### WORK INSTRUCTION
Write out all the entries word for word and omit any pictures.

◆ ◆ ◆ ◆ ◆ ◆ ◆

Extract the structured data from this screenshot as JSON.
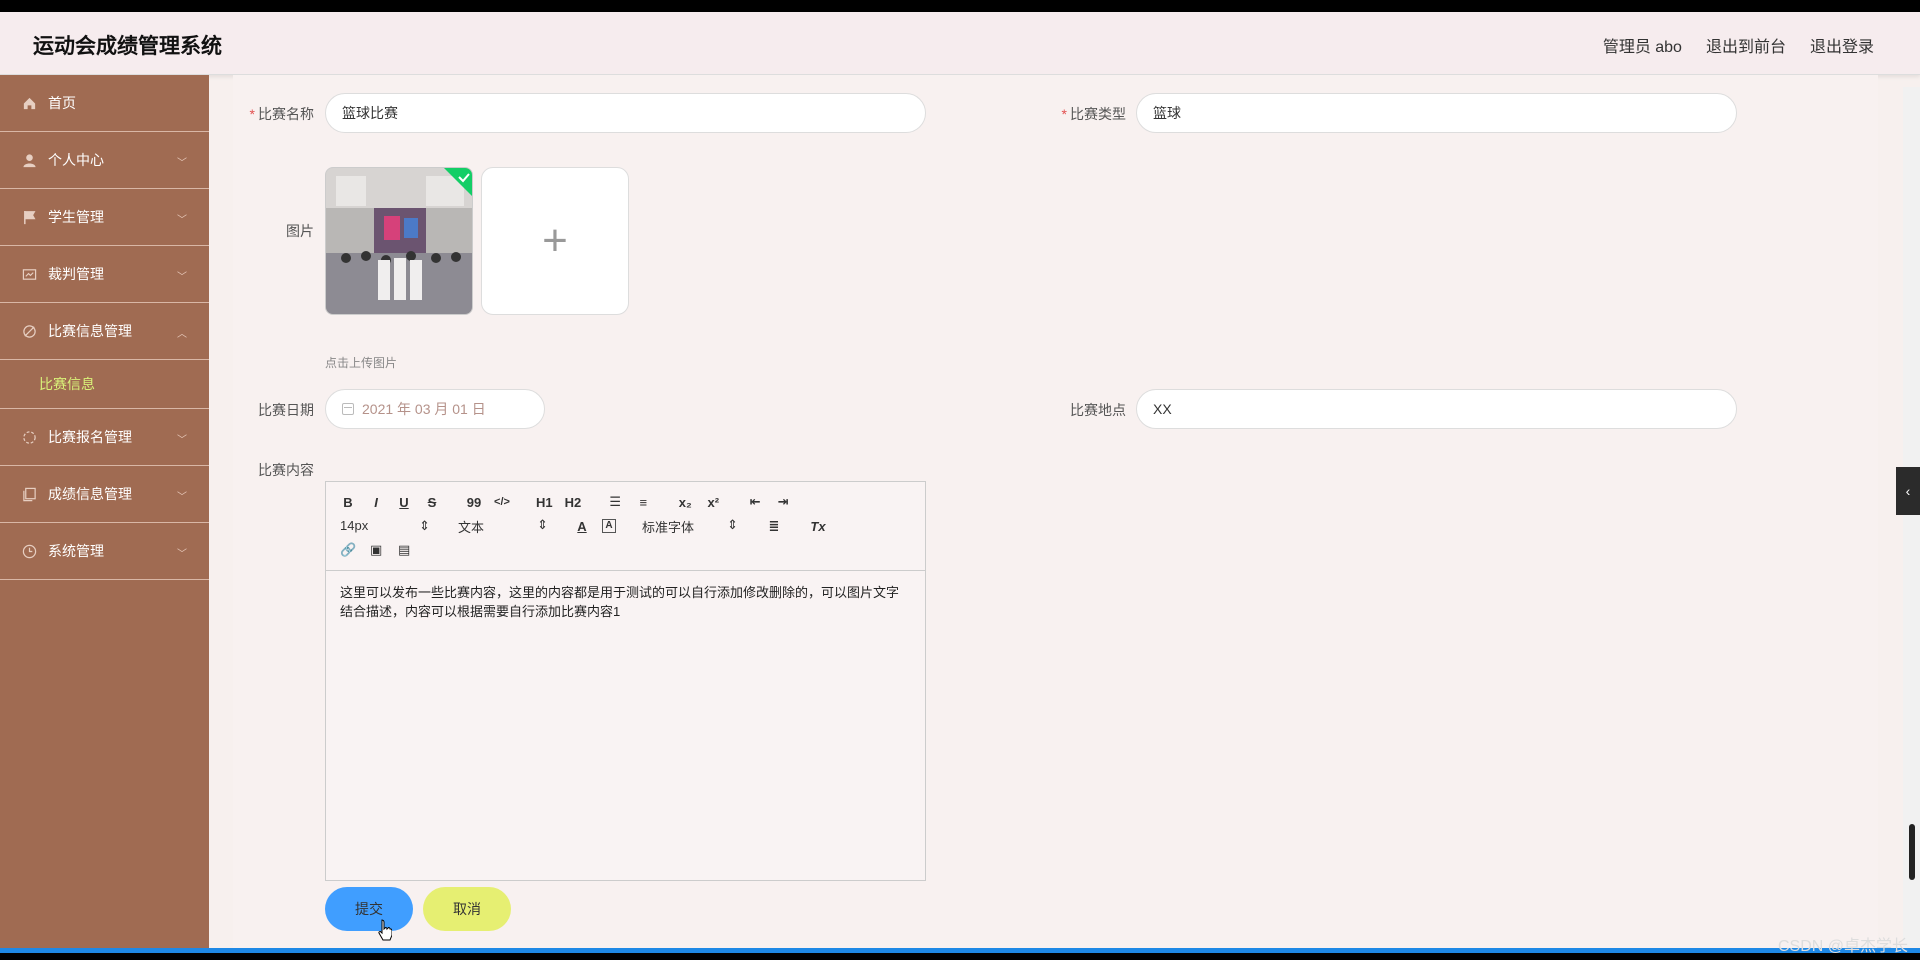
{
  "header": {
    "title": "运动会成绩管理系统",
    "admin": "管理员 abo",
    "exit_front": "退出到前台",
    "logout": "退出登录"
  },
  "sidebar": {
    "items": [
      {
        "label": "首页",
        "icon": "home-icon",
        "expandable": false
      },
      {
        "label": "个人中心",
        "icon": "user-icon",
        "expandable": true
      },
      {
        "label": "学生管理",
        "icon": "flag-icon",
        "expandable": true
      },
      {
        "label": "裁判管理",
        "icon": "board-icon",
        "expandable": true
      },
      {
        "label": "比赛信息管理",
        "icon": "tag-icon",
        "expandable": true,
        "expanded": true
      },
      {
        "label": "比赛报名管理",
        "icon": "circle-icon",
        "expandable": true
      },
      {
        "label": "成绩信息管理",
        "icon": "copy-icon",
        "expandable": true
      },
      {
        "label": "系统管理",
        "icon": "clock-icon",
        "expandable": true
      }
    ],
    "sub_active": "比赛信息"
  },
  "form": {
    "name_label": "比赛名称",
    "name_value": "篮球比赛",
    "type_label": "比赛类型",
    "type_value": "篮球",
    "image_label": "图片",
    "image_tip": "点击上传图片",
    "date_label": "比赛日期",
    "date_value": "2021 年 03 月 01 日",
    "place_label": "比赛地点",
    "place_value": "XX",
    "content_label": "比赛内容",
    "content_text": "这里可以发布一些比赛内容，这里的内容都是用于测试的可以自行添加修改删除的，可以图片文字结合描述，内容可以根据需要自行添加比赛内容1",
    "submit": "提交",
    "cancel": "取消"
  },
  "toolbar": {
    "bold": "B",
    "italic": "I",
    "underline": "U",
    "strike": "S",
    "quote": "99",
    "code": "</>",
    "h1": "H1",
    "h2": "H2",
    "sub": "x₂",
    "sup": "x²",
    "size": "14px",
    "header_select": "文本",
    "font_select": "标准字体",
    "clean": "Tx"
  },
  "colors": {
    "sidebar": "#a06b52",
    "active_sub": "#d9f279",
    "submit": "#409eff",
    "cancel": "#e6ef72"
  },
  "watermark": "CSDN @卓杰学长"
}
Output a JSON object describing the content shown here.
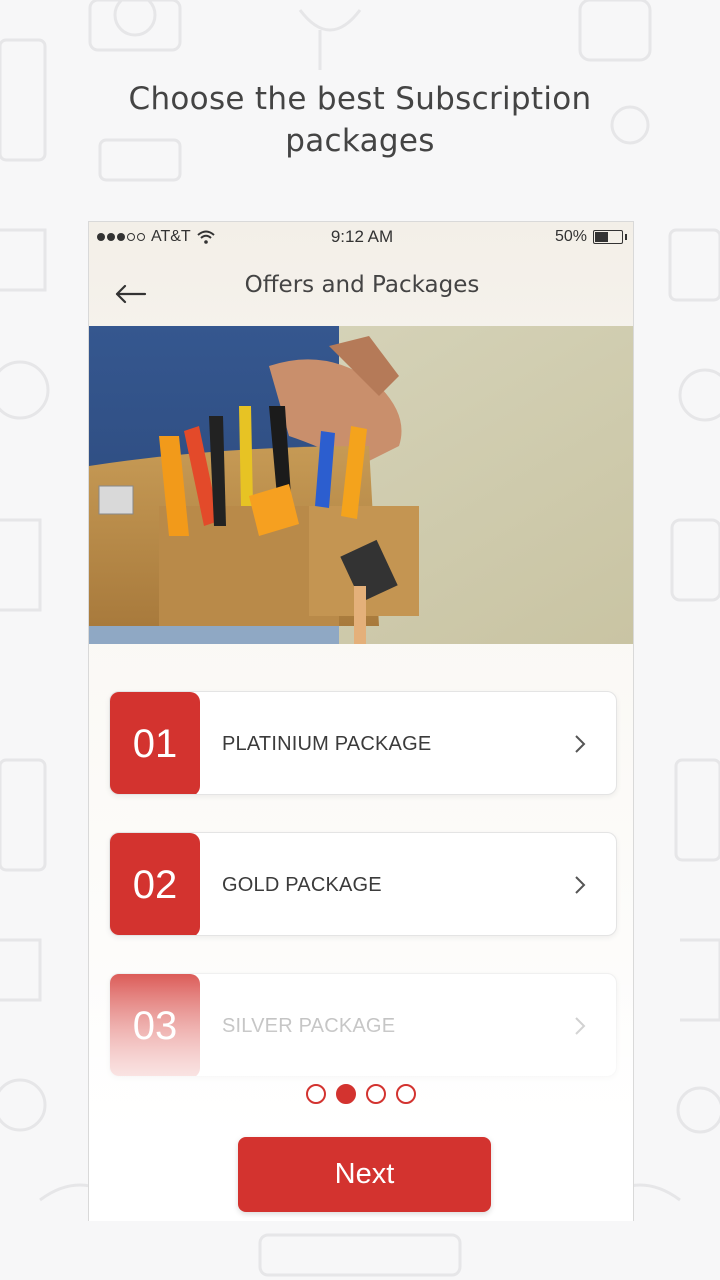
{
  "headline": {
    "line1": "Choose the best Subscription",
    "line2": "packages"
  },
  "status_bar": {
    "carrier": "AT&T",
    "signal_bars_filled": 3,
    "signal_bars_total": 5,
    "time": "9:12 AM",
    "battery": "50%",
    "battery_level": 0.5
  },
  "nav": {
    "back_icon": "arrow-left-icon",
    "title": "Offers and Packages"
  },
  "hero": {
    "icon": "tool-belt-photo"
  },
  "packages": [
    {
      "number": "01",
      "label": "PLATINIUM PACKAGE",
      "icon": "chevron-right-icon"
    },
    {
      "number": "02",
      "label": "GOLD PACKAGE",
      "icon": "chevron-right-icon"
    },
    {
      "number": "03",
      "label": "SILVER PACKAGE",
      "icon": "chevron-right-icon"
    }
  ],
  "pager": {
    "count": 4,
    "active_index": 1
  },
  "next_button": {
    "label": "Next"
  },
  "colors": {
    "accent": "#d3332f",
    "text": "#444444",
    "background": "#f7f7f8"
  }
}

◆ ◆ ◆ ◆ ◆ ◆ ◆

### EXERCISE RESPONSE
Extract the structured data from this screenshot as JSON.
{
  "header": {
    "title": "运动会成绩管理系统",
    "admin": "管理员 abo",
    "exit_front": "退出到前台",
    "logout": "退出登录"
  },
  "sidebar": {
    "items": [
      {
        "label": "首页",
        "icon": "home-icon",
        "expandable": false
      },
      {
        "label": "个人中心",
        "icon": "user-icon",
        "expandable": true
      },
      {
        "label": "学生管理",
        "icon": "flag-icon",
        "expandable": true
      },
      {
        "label": "裁判管理",
        "icon": "board-icon",
        "expandable": true
      },
      {
        "label": "比赛信息管理",
        "icon": "tag-icon",
        "expandable": true,
        "expanded": true
      },
      {
        "label": "比赛报名管理",
        "icon": "circle-icon",
        "expandable": true
      },
      {
        "label": "成绩信息管理",
        "icon": "copy-icon",
        "expandable": true
      },
      {
        "label": "系统管理",
        "icon": "clock-icon",
        "expandable": true
      }
    ],
    "sub_active": "比赛信息"
  },
  "form": {
    "name_label": "比赛名称",
    "name_value": "篮球比赛",
    "type_label": "比赛类型",
    "type_value": "篮球",
    "image_label": "图片",
    "image_tip": "点击上传图片",
    "date_label": "比赛日期",
    "date_value": "2021 年 03 月 01 日",
    "place_label": "比赛地点",
    "place_value": "XX",
    "content_label": "比赛内容",
    "content_text": "这里可以发布一些比赛内容，这里的内容都是用于测试的可以自行添加修改删除的，可以图片文字结合描述，内容可以根据需要自行添加比赛内容1",
    "submit": "提交",
    "cancel": "取消"
  },
  "toolbar": {
    "bold": "B",
    "italic": "I",
    "underline": "U",
    "strike": "S",
    "quote": "99",
    "code": "</>",
    "h1": "H1",
    "h2": "H2",
    "sub": "x₂",
    "sup": "x²",
    "size": "14px",
    "header_select": "文本",
    "font_select": "标准字体",
    "clean": "Tx"
  },
  "colors": {
    "sidebar": "#a06b52",
    "active_sub": "#d9f279",
    "submit": "#409eff",
    "cancel": "#e6ef72"
  },
  "watermark": "CSDN @卓杰学长"
}
Output a JSON object describing the content shown here.
{
  "headline": {
    "line1": "Choose the best Subscription",
    "line2": "packages"
  },
  "status_bar": {
    "carrier": "AT&T",
    "signal_bars_filled": 3,
    "signal_bars_total": 5,
    "time": "9:12 AM",
    "battery": "50%",
    "battery_level": 0.5
  },
  "nav": {
    "back_icon": "arrow-left-icon",
    "title": "Offers and Packages"
  },
  "hero": {
    "icon": "tool-belt-photo"
  },
  "packages": [
    {
      "number": "01",
      "label": "PLATINIUM PACKAGE",
      "icon": "chevron-right-icon"
    },
    {
      "number": "02",
      "label": "GOLD PACKAGE",
      "icon": "chevron-right-icon"
    },
    {
      "number": "03",
      "label": "SILVER PACKAGE",
      "icon": "chevron-right-icon"
    }
  ],
  "pager": {
    "count": 4,
    "active_index": 1
  },
  "next_button": {
    "label": "Next"
  },
  "colors": {
    "accent": "#d3332f",
    "text": "#444444",
    "background": "#f7f7f8"
  }
}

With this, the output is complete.